--- START ---
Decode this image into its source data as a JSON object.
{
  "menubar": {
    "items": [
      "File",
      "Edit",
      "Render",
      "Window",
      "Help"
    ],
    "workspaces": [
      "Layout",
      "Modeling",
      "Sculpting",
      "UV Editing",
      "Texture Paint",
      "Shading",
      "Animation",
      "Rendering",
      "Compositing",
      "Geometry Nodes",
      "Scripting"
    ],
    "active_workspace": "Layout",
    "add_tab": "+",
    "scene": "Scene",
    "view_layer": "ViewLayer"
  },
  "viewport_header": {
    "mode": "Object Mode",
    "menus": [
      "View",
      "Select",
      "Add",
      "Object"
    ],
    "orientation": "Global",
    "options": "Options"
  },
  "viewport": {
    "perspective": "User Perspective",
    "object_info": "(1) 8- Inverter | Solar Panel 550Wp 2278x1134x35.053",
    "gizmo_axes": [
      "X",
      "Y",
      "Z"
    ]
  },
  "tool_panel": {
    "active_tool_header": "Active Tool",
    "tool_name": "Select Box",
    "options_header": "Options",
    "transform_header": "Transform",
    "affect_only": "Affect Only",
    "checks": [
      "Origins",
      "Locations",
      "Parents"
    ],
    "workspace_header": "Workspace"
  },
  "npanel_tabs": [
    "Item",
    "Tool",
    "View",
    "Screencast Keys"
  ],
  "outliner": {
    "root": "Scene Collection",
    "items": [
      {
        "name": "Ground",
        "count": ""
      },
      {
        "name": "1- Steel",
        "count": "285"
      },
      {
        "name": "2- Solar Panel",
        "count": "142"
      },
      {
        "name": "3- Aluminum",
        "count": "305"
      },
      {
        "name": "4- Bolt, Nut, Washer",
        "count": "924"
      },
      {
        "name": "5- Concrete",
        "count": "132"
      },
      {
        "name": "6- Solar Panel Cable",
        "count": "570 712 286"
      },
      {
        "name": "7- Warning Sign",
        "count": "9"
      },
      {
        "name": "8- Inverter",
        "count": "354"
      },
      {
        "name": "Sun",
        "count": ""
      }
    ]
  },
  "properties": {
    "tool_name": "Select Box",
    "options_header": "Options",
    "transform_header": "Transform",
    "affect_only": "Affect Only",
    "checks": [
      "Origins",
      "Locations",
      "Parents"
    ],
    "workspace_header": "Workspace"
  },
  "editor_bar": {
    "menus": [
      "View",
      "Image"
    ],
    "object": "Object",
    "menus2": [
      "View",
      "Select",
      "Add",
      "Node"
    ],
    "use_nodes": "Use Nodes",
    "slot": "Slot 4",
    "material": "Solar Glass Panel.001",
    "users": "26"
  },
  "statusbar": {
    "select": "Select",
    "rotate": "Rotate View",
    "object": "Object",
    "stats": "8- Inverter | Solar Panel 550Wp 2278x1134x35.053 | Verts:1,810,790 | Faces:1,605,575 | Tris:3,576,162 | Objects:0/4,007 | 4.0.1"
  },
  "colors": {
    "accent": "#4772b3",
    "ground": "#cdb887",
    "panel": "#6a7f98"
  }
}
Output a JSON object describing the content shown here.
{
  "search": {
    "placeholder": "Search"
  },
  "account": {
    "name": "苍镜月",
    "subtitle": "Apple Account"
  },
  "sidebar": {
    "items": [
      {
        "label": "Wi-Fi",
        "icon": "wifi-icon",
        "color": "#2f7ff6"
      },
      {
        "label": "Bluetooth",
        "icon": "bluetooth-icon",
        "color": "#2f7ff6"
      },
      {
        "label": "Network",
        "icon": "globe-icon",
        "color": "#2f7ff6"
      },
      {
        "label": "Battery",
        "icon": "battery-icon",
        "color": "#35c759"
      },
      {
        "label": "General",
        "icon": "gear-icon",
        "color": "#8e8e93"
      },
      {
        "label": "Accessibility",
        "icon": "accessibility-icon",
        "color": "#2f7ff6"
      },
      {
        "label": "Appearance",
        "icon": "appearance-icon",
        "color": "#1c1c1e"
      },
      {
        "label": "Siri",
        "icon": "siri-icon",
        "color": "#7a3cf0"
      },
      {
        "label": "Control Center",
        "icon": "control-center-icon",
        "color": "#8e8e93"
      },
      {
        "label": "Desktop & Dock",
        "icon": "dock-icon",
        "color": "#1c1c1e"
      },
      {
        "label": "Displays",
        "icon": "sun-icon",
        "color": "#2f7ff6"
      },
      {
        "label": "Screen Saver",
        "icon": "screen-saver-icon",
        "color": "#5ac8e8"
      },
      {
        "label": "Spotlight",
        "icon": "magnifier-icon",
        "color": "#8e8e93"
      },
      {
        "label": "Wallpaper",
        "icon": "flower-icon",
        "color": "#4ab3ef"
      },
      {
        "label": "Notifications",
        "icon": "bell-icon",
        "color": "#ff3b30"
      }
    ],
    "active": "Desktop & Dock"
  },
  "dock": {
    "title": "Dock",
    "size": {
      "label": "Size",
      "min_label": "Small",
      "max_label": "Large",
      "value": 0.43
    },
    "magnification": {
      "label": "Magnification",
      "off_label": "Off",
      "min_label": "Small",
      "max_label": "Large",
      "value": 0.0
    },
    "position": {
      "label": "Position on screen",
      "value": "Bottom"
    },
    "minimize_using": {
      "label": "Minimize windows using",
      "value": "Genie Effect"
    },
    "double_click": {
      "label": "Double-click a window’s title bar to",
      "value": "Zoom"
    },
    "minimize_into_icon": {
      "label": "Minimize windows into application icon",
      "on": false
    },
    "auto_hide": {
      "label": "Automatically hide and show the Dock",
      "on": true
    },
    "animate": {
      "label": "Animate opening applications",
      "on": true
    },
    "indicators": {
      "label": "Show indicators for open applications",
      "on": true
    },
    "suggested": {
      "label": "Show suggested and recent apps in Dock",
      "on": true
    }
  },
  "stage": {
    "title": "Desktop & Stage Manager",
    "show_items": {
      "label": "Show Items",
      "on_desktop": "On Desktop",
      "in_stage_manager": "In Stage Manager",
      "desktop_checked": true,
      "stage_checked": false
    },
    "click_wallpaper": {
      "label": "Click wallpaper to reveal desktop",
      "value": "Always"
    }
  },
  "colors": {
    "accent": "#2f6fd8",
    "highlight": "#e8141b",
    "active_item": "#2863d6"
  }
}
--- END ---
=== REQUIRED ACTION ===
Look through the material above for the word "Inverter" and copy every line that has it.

=== EXERCISE SOLUTION ===
    "object_info": "(1) 8- Inverter | Solar Panel 550Wp 2278x1134x35.053",
        "name": "8- Inverter",
    "stats": "8- Inverter | Solar Panel 550Wp 2278x1134x35.053 | Verts:1,810,790 | Faces:1,605,575 | Tris:3,576,162 | Objects:0/4,007 | 4.0.1"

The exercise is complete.